▶ [TASK ITEM]:
Only the lines below from the one containing "What's the underlying" through the last line should be set down, exactly as written and with no pictures.

PROVIDED ENTRIES: Begin

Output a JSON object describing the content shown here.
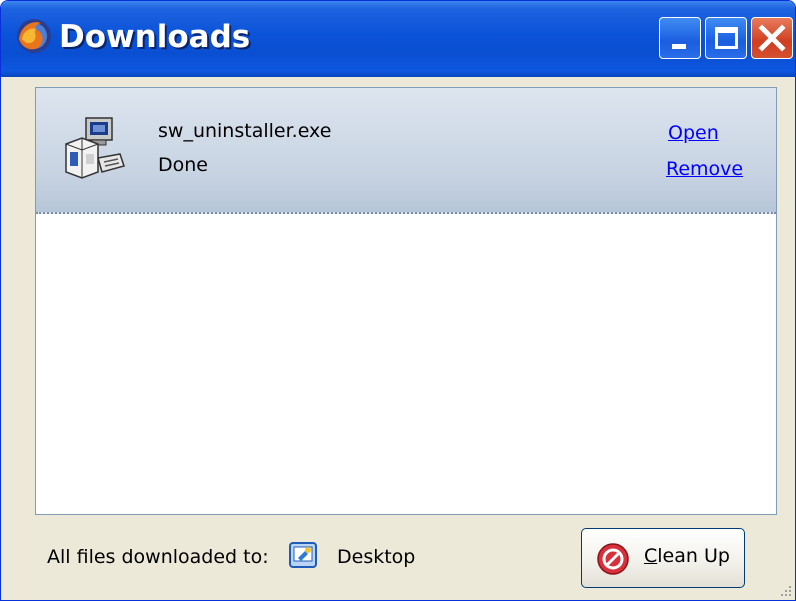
{
  "window": {
    "title": "Downloads"
  },
  "downloads": [
    {
      "file_name": "sw_uninstaller.exe",
      "status": "Done",
      "actions": {
        "open": "Open",
        "remove": "Remove"
      },
      "icon": "installer-icon"
    }
  ],
  "footer": {
    "label": "All files downloaded to:",
    "folder": "Desktop",
    "folder_icon": "desktop-icon",
    "cleanup_button": {
      "accel_letter": "C",
      "label_rest": "lean Up",
      "icon": "no-entry-icon"
    }
  },
  "colors": {
    "titlebar": "#0a52d8",
    "link": "#0000ff",
    "window_bg": "#ece9d8"
  }
}
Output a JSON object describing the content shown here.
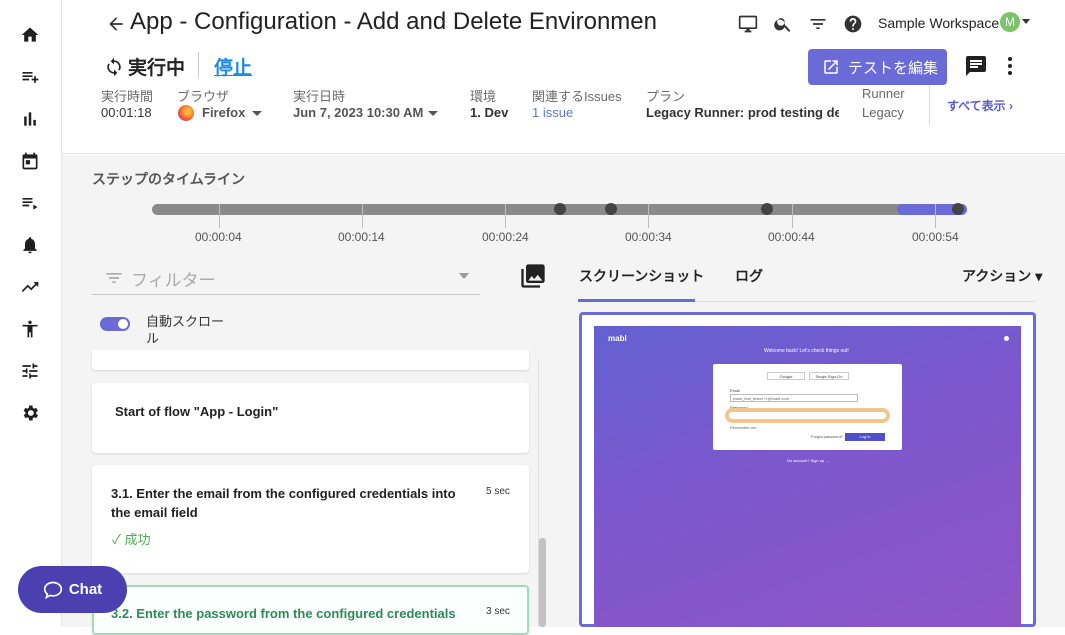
{
  "header": {
    "title": "App - Configuration - Add and Delete Environmen",
    "status": "実行中",
    "stop": "停止",
    "edit_button": "テストを編集",
    "workspace": "Sample Workspace",
    "avatar": "M",
    "show_all": "すべて表示"
  },
  "meta": [
    {
      "label": "実行時間",
      "value": "00:01:18"
    },
    {
      "label": "ブラウザ",
      "value": "Firefox"
    },
    {
      "label": "実行日時",
      "value": "Jun 7, 2023 10:30 AM"
    },
    {
      "label": "環境",
      "value": "1. Dev"
    },
    {
      "label": "関連するIssues",
      "value": "1 issue"
    },
    {
      "label": "プラン",
      "value": "Legacy Runner: prod testing de"
    },
    {
      "label": "Runner",
      "value": "Legacy"
    }
  ],
  "timeline": {
    "title": "ステップのタイムライン",
    "labels": [
      "00:00:04",
      "00:00:14",
      "00:00:24",
      "00:00:34",
      "00:00:44",
      "00:00:54"
    ]
  },
  "steps": {
    "filter_placeholder": "フィルター",
    "autoscroll": "自動スクロール",
    "flow_start": "Start of flow \"App - Login\"",
    "step31": {
      "text": "3.1. Enter the email from the configured credentials into the email field",
      "duration": "5 sec",
      "status": "成功"
    },
    "step32": {
      "text": "3.2. Enter the password from the configured credentials",
      "duration": "3 sec"
    }
  },
  "preview": {
    "tabs": [
      "スクリーンショット",
      "ログ"
    ],
    "actions": "アクション",
    "brand": "mabl",
    "welcome": "Welcome back! Let's check things out!",
    "google": "Google",
    "sso": "Single Sign-On",
    "email_label": "Email",
    "email_value": "trade_test_tester+1@mabl.com",
    "password_label": "Password",
    "remember": "Remember me",
    "forgot": "Forgot password?",
    "login": "Log in",
    "no_account": "No account? Sign up →"
  },
  "chat": {
    "label": "Chat"
  },
  "colors": {
    "accent": "#6a6bd7",
    "link": "#1e88e5",
    "success": "#4caf50",
    "chat": "#4c3fb0"
  }
}
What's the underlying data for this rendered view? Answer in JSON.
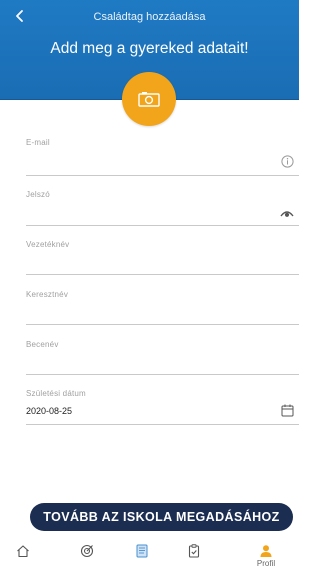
{
  "header": {
    "title": "Családtag hozzáadása",
    "subtitle": "Add meg a gyereked adatait!",
    "back_icon": "chevron-left-icon",
    "photo_icon": "camera-icon",
    "accent": "#f2a51a",
    "background": "#1f7ac4"
  },
  "form": {
    "email": {
      "label": "E-mail",
      "value": "",
      "icon": "info-icon"
    },
    "password": {
      "label": "Jelszó",
      "value": "",
      "icon": "eye-icon"
    },
    "last_name": {
      "label": "Vezetéknév",
      "value": ""
    },
    "first_name": {
      "label": "Keresztnév",
      "value": ""
    },
    "nickname": {
      "label": "Becenév",
      "value": ""
    },
    "birth_date": {
      "label": "Születési dátum",
      "value": "2020-08-25",
      "icon": "calendar-icon"
    }
  },
  "cta": {
    "label": "TOVÁBB AZ ISKOLA MEGADÁSÁHOZ",
    "color": "#1c2d52"
  },
  "tabbar": {
    "items": [
      {
        "icon": "home-icon",
        "label": ""
      },
      {
        "icon": "target-icon",
        "label": ""
      },
      {
        "icon": "book-icon",
        "label": ""
      },
      {
        "icon": "clipboard-check-icon",
        "label": ""
      },
      {
        "icon": "profile-icon",
        "label": "Profil",
        "active": true
      }
    ],
    "active_color": "#f2a51a"
  }
}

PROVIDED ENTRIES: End

▶ [EXPECTED OUTPUT]:
What's the underlying data for this rendered view? Answer in JSON.
{
  "header": {
    "title": "Családtag hozzáadása",
    "subtitle": "Add meg a gyereked adatait!",
    "back_icon": "chevron-left-icon",
    "photo_icon": "camera-icon",
    "accent": "#f2a51a",
    "background": "#1f7ac4"
  },
  "form": {
    "email": {
      "label": "E-mail",
      "value": "",
      "icon": "info-icon"
    },
    "password": {
      "label": "Jelszó",
      "value": "",
      "icon": "eye-icon"
    },
    "last_name": {
      "label": "Vezetéknév",
      "value": ""
    },
    "first_name": {
      "label": "Keresztnév",
      "value": ""
    },
    "nickname": {
      "label": "Becenév",
      "value": ""
    },
    "birth_date": {
      "label": "Születési dátum",
      "value": "2020-08-25",
      "icon": "calendar-icon"
    }
  },
  "cta": {
    "label": "TOVÁBB AZ ISKOLA MEGADÁSÁHOZ",
    "color": "#1c2d52"
  },
  "tabbar": {
    "items": [
      {
        "icon": "home-icon",
        "label": ""
      },
      {
        "icon": "target-icon",
        "label": ""
      },
      {
        "icon": "book-icon",
        "label": ""
      },
      {
        "icon": "clipboard-check-icon",
        "label": ""
      },
      {
        "icon": "profile-icon",
        "label": "Profil",
        "active": true
      }
    ],
    "active_color": "#f2a51a"
  }
}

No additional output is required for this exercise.